Recently, the Canadian government mandated all open-net fish farms be transitioned to closed containment pens by 2025, and the vast majority (75%) of BC residents support this decision (46% “strongly support” and 29% “moderately support”), while 1-in-10 (11%) oppose it, and 15% are not sure. A smaller number, but still a majority (66%), supports the idea that the transition away from open-net pen fish farms needs to happen immediately, while a larger number (75%) believes that the transition should support local workers and communities.

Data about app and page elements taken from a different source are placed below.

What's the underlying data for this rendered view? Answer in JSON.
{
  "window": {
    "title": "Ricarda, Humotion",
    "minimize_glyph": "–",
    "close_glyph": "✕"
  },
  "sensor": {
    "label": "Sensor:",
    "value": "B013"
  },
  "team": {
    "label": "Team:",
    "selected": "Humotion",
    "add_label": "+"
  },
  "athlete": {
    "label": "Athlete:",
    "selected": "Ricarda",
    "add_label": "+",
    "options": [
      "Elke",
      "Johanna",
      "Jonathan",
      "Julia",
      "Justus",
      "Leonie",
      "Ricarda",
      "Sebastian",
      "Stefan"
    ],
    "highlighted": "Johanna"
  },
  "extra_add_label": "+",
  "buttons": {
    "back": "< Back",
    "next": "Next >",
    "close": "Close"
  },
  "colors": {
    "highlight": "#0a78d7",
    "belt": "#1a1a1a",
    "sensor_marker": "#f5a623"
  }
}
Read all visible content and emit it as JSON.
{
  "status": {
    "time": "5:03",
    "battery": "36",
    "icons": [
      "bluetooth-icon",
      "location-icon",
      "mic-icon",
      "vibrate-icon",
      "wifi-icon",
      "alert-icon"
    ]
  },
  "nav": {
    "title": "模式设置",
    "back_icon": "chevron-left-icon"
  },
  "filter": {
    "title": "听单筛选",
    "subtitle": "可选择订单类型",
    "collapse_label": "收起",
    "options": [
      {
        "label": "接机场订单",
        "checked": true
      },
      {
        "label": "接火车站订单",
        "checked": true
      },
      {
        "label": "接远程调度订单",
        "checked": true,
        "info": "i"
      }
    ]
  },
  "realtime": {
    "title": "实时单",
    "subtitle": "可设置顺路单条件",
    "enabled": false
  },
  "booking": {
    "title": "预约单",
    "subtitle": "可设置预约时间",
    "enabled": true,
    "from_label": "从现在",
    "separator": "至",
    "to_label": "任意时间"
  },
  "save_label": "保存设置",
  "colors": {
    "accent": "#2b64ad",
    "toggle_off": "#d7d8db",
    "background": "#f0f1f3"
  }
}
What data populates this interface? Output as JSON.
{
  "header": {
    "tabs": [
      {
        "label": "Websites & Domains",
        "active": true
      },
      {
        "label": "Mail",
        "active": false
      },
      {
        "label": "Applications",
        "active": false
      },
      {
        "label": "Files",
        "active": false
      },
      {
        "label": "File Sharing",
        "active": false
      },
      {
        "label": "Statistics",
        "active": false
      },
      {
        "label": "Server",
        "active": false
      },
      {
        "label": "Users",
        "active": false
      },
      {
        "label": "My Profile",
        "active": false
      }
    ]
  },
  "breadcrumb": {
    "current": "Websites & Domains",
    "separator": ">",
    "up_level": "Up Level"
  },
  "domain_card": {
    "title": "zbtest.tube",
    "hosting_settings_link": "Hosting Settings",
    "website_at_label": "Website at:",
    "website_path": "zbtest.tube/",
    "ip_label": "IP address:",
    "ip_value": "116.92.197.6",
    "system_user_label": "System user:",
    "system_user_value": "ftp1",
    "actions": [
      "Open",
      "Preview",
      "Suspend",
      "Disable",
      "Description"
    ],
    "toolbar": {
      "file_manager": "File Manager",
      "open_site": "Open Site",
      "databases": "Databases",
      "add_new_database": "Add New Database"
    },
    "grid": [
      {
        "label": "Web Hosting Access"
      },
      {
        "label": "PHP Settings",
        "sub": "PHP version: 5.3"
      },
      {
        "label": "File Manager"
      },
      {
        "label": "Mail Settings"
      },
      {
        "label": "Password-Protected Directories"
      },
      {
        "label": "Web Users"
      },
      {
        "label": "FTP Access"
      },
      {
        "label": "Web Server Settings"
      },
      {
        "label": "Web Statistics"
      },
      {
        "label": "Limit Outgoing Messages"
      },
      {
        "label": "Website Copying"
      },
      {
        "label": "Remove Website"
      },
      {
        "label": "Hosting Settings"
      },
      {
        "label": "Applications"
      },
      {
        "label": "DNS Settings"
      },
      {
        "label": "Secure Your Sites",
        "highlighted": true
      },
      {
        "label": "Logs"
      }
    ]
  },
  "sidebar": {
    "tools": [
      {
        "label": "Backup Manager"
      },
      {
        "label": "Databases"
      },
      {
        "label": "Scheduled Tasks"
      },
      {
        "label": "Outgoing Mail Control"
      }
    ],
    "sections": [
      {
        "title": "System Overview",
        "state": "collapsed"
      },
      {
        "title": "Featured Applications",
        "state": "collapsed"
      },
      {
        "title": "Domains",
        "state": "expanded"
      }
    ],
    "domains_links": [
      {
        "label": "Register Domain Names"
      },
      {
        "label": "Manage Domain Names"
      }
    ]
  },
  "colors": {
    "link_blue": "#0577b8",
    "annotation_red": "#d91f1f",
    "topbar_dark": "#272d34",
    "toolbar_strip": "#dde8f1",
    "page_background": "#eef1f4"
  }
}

Currently, impressions of open-net pen fish farms are quite negative in British Columbia—but the opposite is true about land-based closed containment farms. The vast majority of British Columbians (74%) have unfavourable views of open-net pen fish farms (43% “not at all favourable” and 30% “not very favourable”). Only 18% of BC residents have a favourable opinion about open-net pen fish farms (4% “very favourable” and 14% “somewhat favourable”), while only 9% aren’t sure. When asked about land-based closed containment farms, the number increases significantly to 63% favourable (25% “very” and 38% “somewhat favourable”), with one-quarter (26%) awarding an unfavourable rating and 11% being unsure.

“The decline of wild Pacific salmon stocks in British Columbia is an issue that is near and dear to us, and supersedes other environmental issues”, says Steve Mossop, President of Insights West. “Our polling results show that perceptions of open-net pen fish farms are very negative, and the vast majority would like to see the transition to land-based fish farming in BC.”

“These findings affirm that a large cross section of British Columbians care deeply about the state of Pacific salmon and appreciate the complex risk-factors contributing to serious declines of many salmon populations. They also show that people understand that Pacific salmon need our help urgently and that we must do everything we can to advance coordinated recovery plans,” says Michael Meneer, President of Pacific Salmon Foundation.

“This poll from Insights West is a powerful statement on the importance that British Columbians throughout the province and across partisan affiliation place on protecting wild Pacific salmon,” says Tony Allard, Chair of Wild First. “Concern for declining salmon stocks is 10 points higher than other well known environmental issues in BC at 86%. Importantly, British Columbians express very high support, at 75%, for transitioning away from open net pen fish farms now. I couldn’t agree more.”

About Insights West:
Insights West is a full-service marketing research firm based in Western Canada. Since 2012, the company has conducted over one million surveys, executed 2,000 studies, and issued over 350 press releases on a variety of topics, correctly predicting the outcomes of 25 out of 26 elections and plebiscites. Insights West is a team of passionate, truth-seeking researchers who question everything to uncover the truth and what is emerging for a diverse set of clients. With an understanding of shifting markets, consumer and societal trends, and commitment to uncovering truths through a proprietary toolkit and innovative research approaches, Insights West helps organizations make better decisions.

About this Release:
Results are based on an online study conducted June 14 to 22, 2021 among a sample of 2,064 residents across BC. Respondents are part of Insights West’s Feedback Community, a panel of BC residents recruited from a variety of sources and backgrounds who share their views and opinions on an ongoing basis, and from other panels provided by partner providers. The margin of error with the total sample—which measures sample variability—is +/- 2.2 percentage points, 19 times out of 20. Discrepancies between totals are due to rounding. Click HERE to view the detailed data tabulations.

For further information, please contact:

Steve Mossop
Insights West


Elayne Sun
Communications Manager
Pacific Salmon Foundation


Shalina Kajani
Media contact
Wild First